TASK TO COMPLETE: Your answer should be the entries below, reproduced character for character.

DATA FOR REVIEW:
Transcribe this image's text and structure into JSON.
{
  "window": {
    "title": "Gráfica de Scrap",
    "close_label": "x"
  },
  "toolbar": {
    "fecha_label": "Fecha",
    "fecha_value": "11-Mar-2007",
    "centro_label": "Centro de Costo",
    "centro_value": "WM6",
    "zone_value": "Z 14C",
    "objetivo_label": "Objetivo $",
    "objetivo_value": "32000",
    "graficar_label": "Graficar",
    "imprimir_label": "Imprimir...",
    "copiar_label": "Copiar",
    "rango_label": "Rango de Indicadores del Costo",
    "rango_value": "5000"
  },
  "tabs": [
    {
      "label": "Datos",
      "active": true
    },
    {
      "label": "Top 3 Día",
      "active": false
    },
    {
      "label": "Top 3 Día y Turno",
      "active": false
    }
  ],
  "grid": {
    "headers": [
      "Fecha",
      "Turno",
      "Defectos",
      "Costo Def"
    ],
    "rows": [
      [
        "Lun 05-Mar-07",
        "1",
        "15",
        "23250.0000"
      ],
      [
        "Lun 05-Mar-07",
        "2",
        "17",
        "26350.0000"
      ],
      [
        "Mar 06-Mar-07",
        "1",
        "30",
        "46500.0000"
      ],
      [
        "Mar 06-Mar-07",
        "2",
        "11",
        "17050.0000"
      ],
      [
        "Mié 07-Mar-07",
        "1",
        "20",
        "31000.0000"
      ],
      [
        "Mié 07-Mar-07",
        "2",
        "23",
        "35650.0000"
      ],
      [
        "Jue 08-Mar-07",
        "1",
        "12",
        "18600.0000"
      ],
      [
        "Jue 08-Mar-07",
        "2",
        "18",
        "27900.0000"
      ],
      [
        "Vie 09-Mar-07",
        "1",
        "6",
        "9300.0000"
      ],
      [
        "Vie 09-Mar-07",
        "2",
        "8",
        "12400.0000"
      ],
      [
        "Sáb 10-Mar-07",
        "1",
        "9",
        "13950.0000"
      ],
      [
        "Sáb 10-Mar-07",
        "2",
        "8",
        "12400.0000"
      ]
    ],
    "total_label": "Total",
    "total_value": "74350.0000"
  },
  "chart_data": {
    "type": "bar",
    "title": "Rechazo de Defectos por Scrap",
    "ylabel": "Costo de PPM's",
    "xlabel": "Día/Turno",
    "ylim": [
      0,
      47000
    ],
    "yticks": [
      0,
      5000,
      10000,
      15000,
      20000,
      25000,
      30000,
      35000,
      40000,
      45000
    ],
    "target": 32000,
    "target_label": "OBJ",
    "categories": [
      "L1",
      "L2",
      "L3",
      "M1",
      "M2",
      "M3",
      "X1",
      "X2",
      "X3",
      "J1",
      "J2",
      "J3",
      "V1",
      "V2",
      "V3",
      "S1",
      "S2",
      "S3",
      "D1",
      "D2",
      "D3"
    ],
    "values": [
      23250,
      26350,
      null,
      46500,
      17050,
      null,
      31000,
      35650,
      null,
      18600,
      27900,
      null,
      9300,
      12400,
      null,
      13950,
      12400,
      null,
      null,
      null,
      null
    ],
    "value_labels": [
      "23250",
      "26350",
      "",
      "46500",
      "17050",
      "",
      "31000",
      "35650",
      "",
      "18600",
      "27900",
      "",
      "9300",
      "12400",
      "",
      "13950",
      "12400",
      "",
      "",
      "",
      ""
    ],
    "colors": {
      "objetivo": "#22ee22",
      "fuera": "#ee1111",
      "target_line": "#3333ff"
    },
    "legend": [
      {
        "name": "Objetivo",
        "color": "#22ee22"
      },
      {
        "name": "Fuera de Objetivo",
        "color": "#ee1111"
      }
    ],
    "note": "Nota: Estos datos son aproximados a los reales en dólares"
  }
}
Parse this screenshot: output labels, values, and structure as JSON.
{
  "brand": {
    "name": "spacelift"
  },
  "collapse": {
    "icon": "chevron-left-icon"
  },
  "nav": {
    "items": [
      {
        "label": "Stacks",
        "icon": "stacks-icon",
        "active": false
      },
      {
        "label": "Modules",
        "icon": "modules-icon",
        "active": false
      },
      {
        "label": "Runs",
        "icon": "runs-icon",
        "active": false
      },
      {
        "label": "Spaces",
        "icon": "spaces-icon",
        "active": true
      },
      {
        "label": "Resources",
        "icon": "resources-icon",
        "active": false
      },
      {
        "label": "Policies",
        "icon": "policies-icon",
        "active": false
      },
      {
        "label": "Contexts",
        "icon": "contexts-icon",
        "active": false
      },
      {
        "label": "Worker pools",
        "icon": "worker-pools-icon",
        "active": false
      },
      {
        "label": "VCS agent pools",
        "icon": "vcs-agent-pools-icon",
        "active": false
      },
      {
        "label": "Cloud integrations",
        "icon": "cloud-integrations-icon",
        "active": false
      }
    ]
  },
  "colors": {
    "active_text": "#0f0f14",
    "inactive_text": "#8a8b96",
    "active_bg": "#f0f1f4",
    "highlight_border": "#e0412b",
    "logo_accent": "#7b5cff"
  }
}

YOUR RESPONSE:
Transcribe this image's text and structure into JSON.
{
  "window": {
    "title": "Gráfica de Scrap",
    "close_label": "x"
  },
  "toolbar": {
    "fecha_label": "Fecha",
    "fecha_value": "11-Mar-2007",
    "centro_label": "Centro de Costo",
    "centro_value": "WM6",
    "zone_value": "Z 14C",
    "objetivo_label": "Objetivo $",
    "objetivo_value": "32000",
    "graficar_label": "Graficar",
    "imprimir_label": "Imprimir...",
    "copiar_label": "Copiar",
    "rango_label": "Rango de Indicadores del Costo",
    "rango_value": "5000"
  },
  "tabs": [
    {
      "label": "Datos",
      "active": true
    },
    {
      "label": "Top 3 Día",
      "active": false
    },
    {
      "label": "Top 3 Día y Turno",
      "active": false
    }
  ],
  "grid": {
    "headers": [
      "Fecha",
      "Turno",
      "Defectos",
      "Costo Def"
    ],
    "rows": [
      [
        "Lun 05-Mar-07",
        "1",
        "15",
        "23250.0000"
      ],
      [
        "Lun 05-Mar-07",
        "2",
        "17",
        "26350.0000"
      ],
      [
        "Mar 06-Mar-07",
        "1",
        "30",
        "46500.0000"
      ],
      [
        "Mar 06-Mar-07",
        "2",
        "11",
        "17050.0000"
      ],
      [
        "Mié 07-Mar-07",
        "1",
        "20",
        "31000.0000"
      ],
      [
        "Mié 07-Mar-07",
        "2",
        "23",
        "35650.0000"
      ],
      [
        "Jue 08-Mar-07",
        "1",
        "12",
        "18600.0000"
      ],
      [
        "Jue 08-Mar-07",
        "2",
        "18",
        "27900.0000"
      ],
      [
        "Vie 09-Mar-07",
        "1",
        "6",
        "9300.0000"
      ],
      [
        "Vie 09-Mar-07",
        "2",
        "8",
        "12400.0000"
      ],
      [
        "Sáb 10-Mar-07",
        "1",
        "9",
        "13950.0000"
      ],
      [
        "Sáb 10-Mar-07",
        "2",
        "8",
        "12400.0000"
      ]
    ],
    "total_label": "Total",
    "total_value": "74350.0000"
  },
  "chart_data": {
    "type": "bar",
    "title": "Rechazo de Defectos por Scrap",
    "ylabel": "Costo de PPM's",
    "xlabel": "Día/Turno",
    "ylim": [
      0,
      47000
    ],
    "yticks": [
      0,
      5000,
      10000,
      15000,
      20000,
      25000,
      30000,
      35000,
      40000,
      45000
    ],
    "target": 32000,
    "target_label": "OBJ",
    "categories": [
      "L1",
      "L2",
      "L3",
      "M1",
      "M2",
      "M3",
      "X1",
      "X2",
      "X3",
      "J1",
      "J2",
      "J3",
      "V1",
      "V2",
      "V3",
      "S1",
      "S2",
      "S3",
      "D1",
      "D2",
      "D3"
    ],
    "values": [
      23250,
      26350,
      null,
      46500,
      17050,
      null,
      31000,
      35650,
      null,
      18600,
      27900,
      null,
      9300,
      12400,
      null,
      13950,
      12400,
      null,
      null,
      null,
      null
    ],
    "value_labels": [
      "23250",
      "26350",
      "",
      "46500",
      "17050",
      "",
      "31000",
      "35650",
      "",
      "18600",
      "27900",
      "",
      "9300",
      "12400",
      "",
      "13950",
      "12400",
      "",
      "",
      "",
      ""
    ],
    "colors": {
      "objetivo": "#22ee22",
      "fuera": "#ee1111",
      "target_line": "#3333ff"
    },
    "legend": [
      {
        "name": "Objetivo",
        "color": "#22ee22"
      },
      {
        "name": "Fuera de Objetivo",
        "color": "#ee1111"
      }
    ],
    "note": "Nota: Estos datos son aproximados a los reales en dólares"
  }
}
Parse this screenshot: output labels, values, and structure as JSON.
{
  "brand": {
    "name": "spacelift"
  },
  "collapse": {
    "icon": "chevron-left-icon"
  },
  "nav": {
    "items": [
      {
        "label": "Stacks",
        "icon": "stacks-icon",
        "active": false
      },
      {
        "label": "Modules",
        "icon": "modules-icon",
        "active": false
      },
      {
        "label": "Runs",
        "icon": "runs-icon",
        "active": false
      },
      {
        "label": "Spaces",
        "icon": "spaces-icon",
        "active": true
      },
      {
        "label": "Resources",
        "icon": "resources-icon",
        "active": false
      },
      {
        "label": "Policies",
        "icon": "policies-icon",
        "active": false
      },
      {
        "label": "Contexts",
        "icon": "contexts-icon",
        "active": false
      },
      {
        "label": "Worker pools",
        "icon": "worker-pools-icon",
        "active": false
      },
      {
        "label": "VCS agent pools",
        "icon": "vcs-agent-pools-icon",
        "active": false
      },
      {
        "label": "Cloud integrations",
        "icon": "cloud-integrations-icon",
        "active": false
      }
    ]
  },
  "colors": {
    "active_text": "#0f0f14",
    "inactive_text": "#8a8b96",
    "active_bg": "#f0f1f4",
    "highlight_border": "#e0412b",
    "logo_accent": "#7b5cff"
  }
}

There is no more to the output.